Also, know this: Few will raise a dissenting voice, especially the daily newspapers. They, more than anyone, have a stake in ballclubs locating and staying here. As Examiner sports writer Harry Jupiter said a few years ago: "It's no coincidence that papers put ball scores above the masthead. That sells papers."
But the 49ers' bid for city largess will test more than the integrity of local journalists. When DeBartolo's miner-forty-niner pick lands on the public treasury, it will also strike the city's rich vein of class-conscious populism. His demand for public subsidy will serve as the first true test of the city's neighborhood-bound progressives under a Brown mayoralty.
More than once over the last decade the city's fabled grass roots have struck out the Giants as the team grabbed at city money. Most notably, neighborhoods rose up against Art Agnos' proposed 1990 China Basin ballpark because it was financed with city money. (At least Art asked for a continuing percentage return on city money.) Three years later, when the Giants extracted a massive rent reduction on Candlestick from then-Mayor Frank Jordan and a supine Board of Supervisors, activists put the issue on the ballot. Realizing the power of an angry, populist-minded electorate, the owners sagely withdrew their request for lease breaks.

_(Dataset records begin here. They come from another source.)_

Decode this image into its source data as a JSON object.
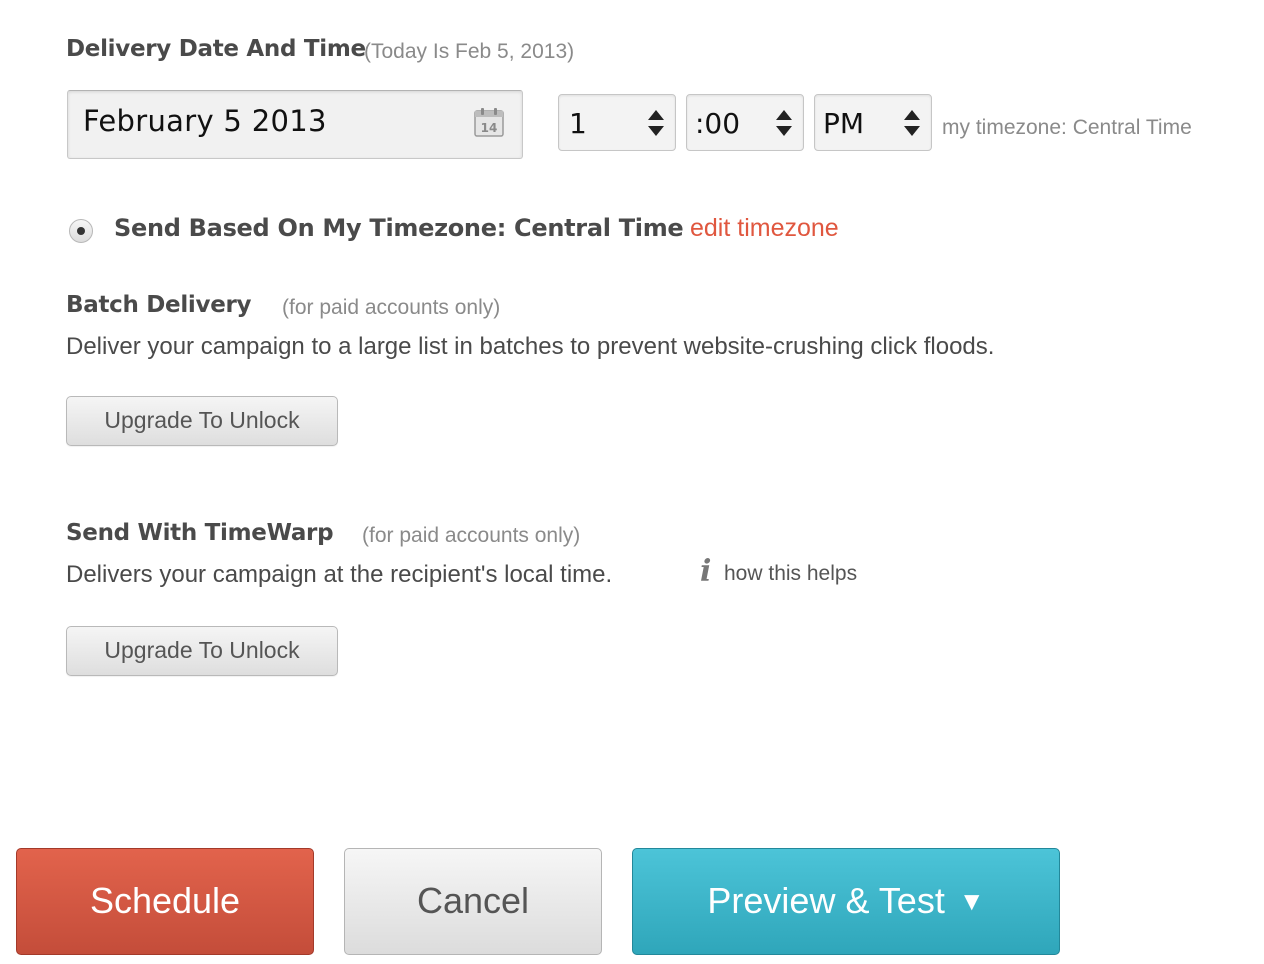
{
  "delivery": {
    "title": "Delivery Date And Time",
    "today_note": "(Today Is Feb 5, 2013)",
    "date_value": "February 5 2013",
    "calendar_day": "14",
    "hour": "1",
    "minute": ":00",
    "ampm": "PM",
    "timezone_note": "my timezone: Central Time"
  },
  "send_option": {
    "label": "Send Based On My Timezone: Central Time",
    "selected": true,
    "edit_link": "edit timezone"
  },
  "batch": {
    "title": "Batch Delivery",
    "note": "(for paid accounts only)",
    "description": "Deliver your campaign to a large list in batches to prevent website-crushing click floods.",
    "button": "Upgrade To Unlock"
  },
  "timewarp": {
    "title": "Send With TimeWarp",
    "note": "(for paid accounts only)",
    "description": "Delivers your campaign at the recipient's local time.",
    "info_glyph": "i",
    "help_link": "how this helps",
    "button": "Upgrade To Unlock"
  },
  "actions": {
    "schedule": "Schedule",
    "cancel": "Cancel",
    "preview": "Preview & Test",
    "preview_caret": "▼"
  },
  "colors": {
    "accent_red": "#e0573f",
    "preview_blue": "#3db5c9"
  }
}
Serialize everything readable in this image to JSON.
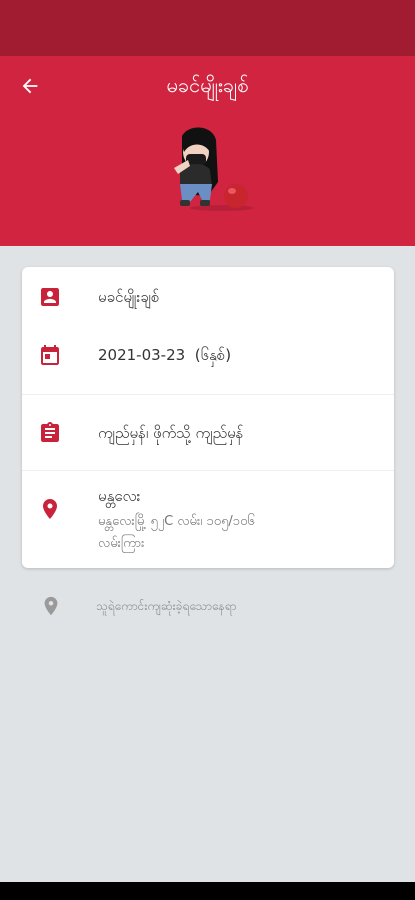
{
  "header": {
    "title": "မခင်မျိုးချစ်"
  },
  "colors": {
    "primary": "#d02440",
    "primary_dark": "#a11c31",
    "background": "#dfe3e5"
  },
  "icons": {
    "back": "arrow-left-icon",
    "person": "person-badge-icon",
    "calendar": "calendar-icon",
    "clipboard": "clipboard-icon",
    "location": "location-pin-icon"
  },
  "profile": {
    "name": "မခင်မျိုးချစ်",
    "date": "2021-03-23",
    "age": "(၆နှစ်)",
    "tags": "ကျည်မှန်၊ ဖိုက်သို့ ကျည်မှန်",
    "city": "မန္တလေး",
    "address_line1": "မန္တလေးမြို့ ၅၂C လမ်း၊ ၁၀၅/၁၀၆",
    "address_line2": "လမ်းကြား"
  },
  "extra_location": {
    "label": "သူရဲကောင်းကျဆုံးခဲ့ရသောနေရာ"
  }
}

But this is Willie's town now. Forget DeBartolo and his money for a moment. Never before has the city's network of activists had to contend with a power broker like Willie Lewis Brown Jr., and he has as much to lose from the 49ers leaving town as the newspapers do.
Traditionally acquiescent to millionaires, the Board of Supervisors has now been totally co-opted -- or appointed -- by the mayor. So it's up to activists to scream bloody murder if DeBartolo makes a serious run at tax dollars. Banking on that, however, is as safe as betting on a long-shot nag at one of DeBartolo's racetracks.
Look at what happened with the Giants' stadium deal. Granted, they were smart to ask the city for painless tax increment financing and the infrastructure costs that attend development. After losing twice at the polls and once at the board, they had learned the lesson of millionaire hubris. But what this taught them was more sinister: Co-opt all the politicians and all the activists-cum-consultants. They will help you co-opt all the corrupt neighborhood clubs. It's an easy enough gig in a town like San Francisco where most activists stand like shiny merchandise on a Wal-Mart shelf, all with a price tag proudly displayed. With this greasy hegemony, you can get anything past uneducated voters.
But the Giants' success was driven by one more crucial element: Willie Brown. These days, no one dares stand up to Willie on stadiums or anything else. Some of the city's most prominent political players -- like affordable-housing advocate Calvin Welch and land-use attorney Sue Hestor -- are in Brown's kitchen cabinet. Will they and the hundreds of other people who are the counterweight to elected and corporate power in San Francisco stand up to a raid on the city's treasury?